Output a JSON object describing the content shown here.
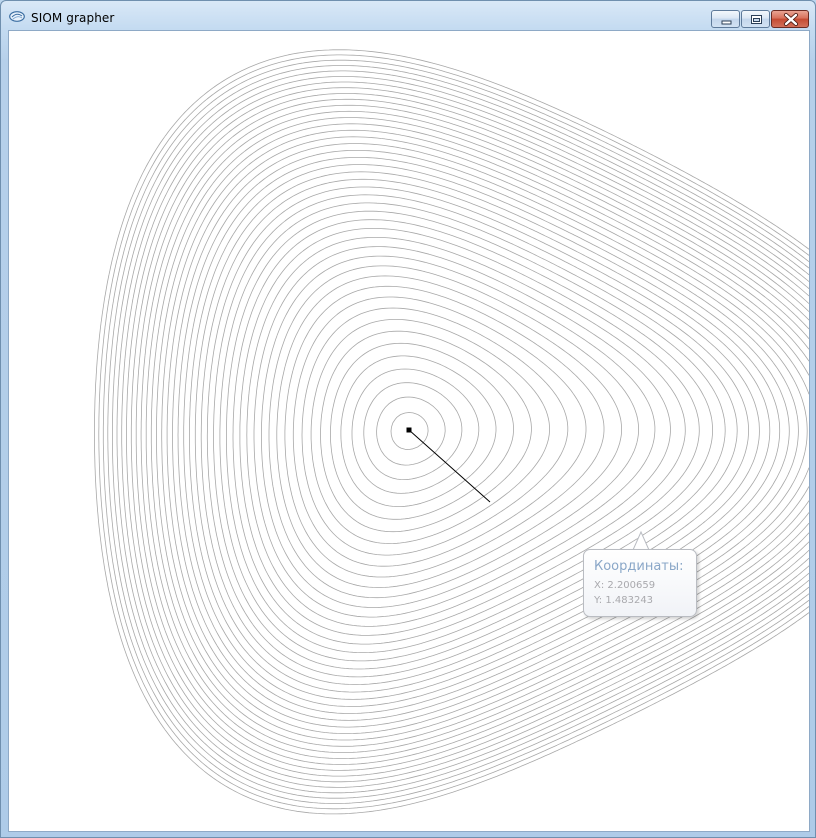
{
  "window": {
    "title": "SIOM grapher",
    "app_icon": "grapher-app-icon",
    "controls": {
      "minimize_icon": "minimize-icon",
      "maximize_icon": "maximize-icon",
      "close_icon": "close-icon"
    }
  },
  "plot": {
    "contour_color": "#a8a8a8",
    "path_color": "#000000",
    "marker_icon": "square-marker"
  },
  "tooltip": {
    "heading": "Координаты:",
    "x_line": "X: 2.200659",
    "y_line": "Y: 1.483243"
  },
  "colors": {
    "title_bar": "#c4dbf1",
    "close_button": "#c44a31",
    "tooltip_heading": "#8aa7c8"
  }
}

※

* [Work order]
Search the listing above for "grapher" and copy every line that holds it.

* [Result]
    "title": "SIOM grapher",
    "app_icon": "grapher-app-icon",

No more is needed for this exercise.